After the day-long REFM training session this past Saturday, one of the attendees observed to me that what makes an excellent analyst is the combination of three factors: strength in Excel, real estate modeling experience, and an attention to detail. I agree completely, and have fleshed out some thoughts below.
1. A strong facility with Excel – While this goes without saying, one of the fundamental problems when employers try to evaluate candidate Excel skills is that when they ask candidates in an interview how their Excel skills are, all of the candidates naturally say: “they’re great!” And can you blame the candidates for “rounding up” regarding their abilities? Nonetheless, what employers should value is an analyst who has logged a lot of hours in Excel building, auditing and retrofitting models that have addressed a wide variety of circumstances, especially on the financing and partnership waterfall side.

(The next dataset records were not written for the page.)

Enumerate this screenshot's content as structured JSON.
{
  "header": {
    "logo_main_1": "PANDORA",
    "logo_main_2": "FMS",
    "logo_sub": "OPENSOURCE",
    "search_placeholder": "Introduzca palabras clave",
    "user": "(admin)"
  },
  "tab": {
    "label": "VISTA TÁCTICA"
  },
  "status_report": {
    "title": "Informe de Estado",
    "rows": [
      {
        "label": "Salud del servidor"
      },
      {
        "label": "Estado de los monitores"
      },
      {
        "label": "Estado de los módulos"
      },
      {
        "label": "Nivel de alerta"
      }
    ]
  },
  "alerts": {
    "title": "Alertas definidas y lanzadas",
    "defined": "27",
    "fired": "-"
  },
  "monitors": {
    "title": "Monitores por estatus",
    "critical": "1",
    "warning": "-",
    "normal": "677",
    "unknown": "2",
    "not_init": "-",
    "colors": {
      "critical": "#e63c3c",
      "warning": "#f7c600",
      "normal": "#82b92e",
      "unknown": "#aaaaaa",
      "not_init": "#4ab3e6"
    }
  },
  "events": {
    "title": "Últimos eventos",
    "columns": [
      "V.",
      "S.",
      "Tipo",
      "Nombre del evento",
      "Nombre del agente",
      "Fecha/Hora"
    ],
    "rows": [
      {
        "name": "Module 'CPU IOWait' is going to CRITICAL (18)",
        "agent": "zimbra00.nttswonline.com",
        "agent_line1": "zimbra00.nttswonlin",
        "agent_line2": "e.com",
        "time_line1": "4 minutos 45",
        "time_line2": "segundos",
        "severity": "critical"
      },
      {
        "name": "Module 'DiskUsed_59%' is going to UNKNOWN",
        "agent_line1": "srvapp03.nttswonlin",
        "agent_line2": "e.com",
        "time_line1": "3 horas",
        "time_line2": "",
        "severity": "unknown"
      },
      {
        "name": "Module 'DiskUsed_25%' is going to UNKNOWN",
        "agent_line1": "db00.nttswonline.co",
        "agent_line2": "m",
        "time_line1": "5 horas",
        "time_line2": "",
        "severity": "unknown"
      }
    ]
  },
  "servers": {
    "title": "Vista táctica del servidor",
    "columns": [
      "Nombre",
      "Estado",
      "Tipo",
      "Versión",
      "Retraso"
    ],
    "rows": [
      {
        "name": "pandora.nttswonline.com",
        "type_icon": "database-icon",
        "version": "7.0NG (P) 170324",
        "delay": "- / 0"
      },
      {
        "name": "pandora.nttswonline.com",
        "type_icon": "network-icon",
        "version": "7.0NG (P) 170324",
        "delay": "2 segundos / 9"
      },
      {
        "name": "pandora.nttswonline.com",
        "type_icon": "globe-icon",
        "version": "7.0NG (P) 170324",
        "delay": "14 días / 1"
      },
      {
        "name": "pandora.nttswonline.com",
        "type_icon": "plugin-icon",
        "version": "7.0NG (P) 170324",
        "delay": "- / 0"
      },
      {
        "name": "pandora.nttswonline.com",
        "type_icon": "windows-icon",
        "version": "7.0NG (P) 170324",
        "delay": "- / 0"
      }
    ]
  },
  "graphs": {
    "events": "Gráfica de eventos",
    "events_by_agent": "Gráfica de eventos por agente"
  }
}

2. Real estate modeling knowledge – A true understanding of how transactions work and how to model them comes only with time. As they say, “experience is what you get when you don’t get what you want”, and this holds true with your analyst evolving from decent to good to great. You want an analyst who is “experienced”, meaning they have learned from making a lot of mistakes on someone else’s dime and on someone else’s time. There is a certain level of common sense that one gains as they go through the experience of modeling and carrying out transactions, and no matter how many times you try to verbally drill certain concepts into the heads of your analysts, it will only truly click for them once they have been through it on their own.
3. Meticulousness – Being a careless operator of an Excel model is like being a brain surgeon who swings the scalpel sloppily in between incisions (hopefully there aren’t any careless brain surgeons). You can corrupt your Excel model inadvertently in hundreds of different ways, including with an errant keystroke that you didn’t even realize you made. Hiring someone who is fastidious by nature is critical.
What do you think? What else makes an excellent real estate financial analyst?